I have often heard people talk about athletes at large D1 football or basketball schools and how classes are secondary to everything they do. There are complaints as well that even the non-athletic students get so wrapped up in the sports mania at their university that they choose watching or attending a game over completing their scholastic obligations. It's a problem with no easy fix and because the financial stakes are so high for both the universities and the players, there is little incentive for either to make a change. Do we need our NBA or NFL players, for example, to have a good education? Would they take it even if it was offered? Who knows?
Unfortunately, I think this culture of big name programs has more diffuse side-effects than the ones most often debated. In my new capacity as an advisor, I met with a Student Athlete to go over their schedule for the spring and chose classes. SA is a bright kid who is double majoring in two sciences, earning a very respectable GPA and playing a sport that has no professional league to go into post-university. It is not clear to me whether SA is earning a scholarship for their sport, but what was obvious is the problems these "students" can face. When we began talking about different classes I was informed by SA that classes on Tuesday and Thursday afternoons were bad because those are days they have games. In fact, Thursdays are bad entirely, because the team often leaves early Thursday morning for away games. Of course, Fridays were often missed as well for travel on Thursdays that extends through the weekend of a series of away games. Oh, and practice starts at 2:00, so after that any day is bad. Last spring SA took too many labs and ended up losing enough practice time to lose their starting position.

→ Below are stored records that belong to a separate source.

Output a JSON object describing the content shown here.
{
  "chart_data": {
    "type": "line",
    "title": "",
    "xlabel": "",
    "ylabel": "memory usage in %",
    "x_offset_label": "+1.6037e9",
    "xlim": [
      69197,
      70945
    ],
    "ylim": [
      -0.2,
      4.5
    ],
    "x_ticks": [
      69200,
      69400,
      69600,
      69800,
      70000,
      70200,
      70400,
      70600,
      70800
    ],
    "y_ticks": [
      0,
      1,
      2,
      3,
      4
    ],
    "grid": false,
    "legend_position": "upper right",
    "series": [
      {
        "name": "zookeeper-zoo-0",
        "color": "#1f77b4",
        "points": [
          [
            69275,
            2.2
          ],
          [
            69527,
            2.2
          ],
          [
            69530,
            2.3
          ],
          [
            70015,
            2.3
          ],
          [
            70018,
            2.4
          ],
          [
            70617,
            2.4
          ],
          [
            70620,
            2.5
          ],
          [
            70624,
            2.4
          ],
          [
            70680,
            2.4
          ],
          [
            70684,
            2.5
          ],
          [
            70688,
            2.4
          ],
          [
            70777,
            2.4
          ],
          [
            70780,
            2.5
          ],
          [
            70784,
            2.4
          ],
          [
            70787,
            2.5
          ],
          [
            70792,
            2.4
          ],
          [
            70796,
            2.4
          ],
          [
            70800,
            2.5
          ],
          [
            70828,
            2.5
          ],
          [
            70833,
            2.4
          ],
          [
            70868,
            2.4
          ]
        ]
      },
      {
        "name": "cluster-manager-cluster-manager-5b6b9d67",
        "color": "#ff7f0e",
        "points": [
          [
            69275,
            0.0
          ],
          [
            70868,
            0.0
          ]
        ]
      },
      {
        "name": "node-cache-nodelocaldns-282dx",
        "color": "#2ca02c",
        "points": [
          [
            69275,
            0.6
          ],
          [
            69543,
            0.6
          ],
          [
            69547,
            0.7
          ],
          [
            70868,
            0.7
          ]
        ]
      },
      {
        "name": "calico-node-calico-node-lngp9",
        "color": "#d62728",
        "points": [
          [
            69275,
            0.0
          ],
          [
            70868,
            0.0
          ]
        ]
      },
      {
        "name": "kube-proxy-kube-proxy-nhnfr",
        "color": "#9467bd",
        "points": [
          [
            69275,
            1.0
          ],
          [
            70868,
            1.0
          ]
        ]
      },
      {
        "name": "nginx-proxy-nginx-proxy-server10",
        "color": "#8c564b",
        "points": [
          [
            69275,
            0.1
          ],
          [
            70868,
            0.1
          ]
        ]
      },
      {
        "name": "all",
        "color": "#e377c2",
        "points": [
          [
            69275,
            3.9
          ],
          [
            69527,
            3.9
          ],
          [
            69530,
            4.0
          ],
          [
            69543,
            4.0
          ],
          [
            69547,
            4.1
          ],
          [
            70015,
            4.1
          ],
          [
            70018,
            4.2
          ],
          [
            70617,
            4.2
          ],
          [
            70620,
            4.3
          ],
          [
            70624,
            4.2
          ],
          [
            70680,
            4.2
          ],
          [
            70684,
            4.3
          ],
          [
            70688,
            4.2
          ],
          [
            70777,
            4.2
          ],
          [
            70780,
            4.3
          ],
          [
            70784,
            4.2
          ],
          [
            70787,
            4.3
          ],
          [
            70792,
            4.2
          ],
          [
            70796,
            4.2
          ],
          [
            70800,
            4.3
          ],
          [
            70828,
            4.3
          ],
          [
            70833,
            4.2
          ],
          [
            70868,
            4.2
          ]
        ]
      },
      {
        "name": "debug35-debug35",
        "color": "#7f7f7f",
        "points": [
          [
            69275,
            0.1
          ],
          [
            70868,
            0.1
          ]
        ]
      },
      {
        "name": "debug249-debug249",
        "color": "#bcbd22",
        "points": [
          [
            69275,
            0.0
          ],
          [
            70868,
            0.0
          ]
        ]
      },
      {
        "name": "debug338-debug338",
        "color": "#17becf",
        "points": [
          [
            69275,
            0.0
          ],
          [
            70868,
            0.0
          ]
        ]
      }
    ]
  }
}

What the fucking what? So a promising student double majoring in two lab science majors is being discouraged from taking labs for half the year by their coach either directly by being told or indirectly by loss of playing time? Did I mention that this is a small sport with no professional league?
Basically, it looks to me as though the big U programs have made it okay for other sports to take up an incredible amount of scholastic time for sport. I'm sure the argument is "our sport is just as important!" but can we be realistic for a second? There are enough questions about the value of massive sports that garner enormous sums of money for universities, so let's not pretend that a small sport that no one is paying to watch should have similar claims to the sport/study balance in student's lives.
So far SA has been able to balance everything and pull off a near 4.0 GPA, but I would imagine that their success is rare. I am also concerned about the ambitious academic plan SA has before them and the chance of SA finishing in their intended time frame. Most of all, I want to find SA's coach and kick them in the shins for forcing a good student with lofty aspirations to compromise their studies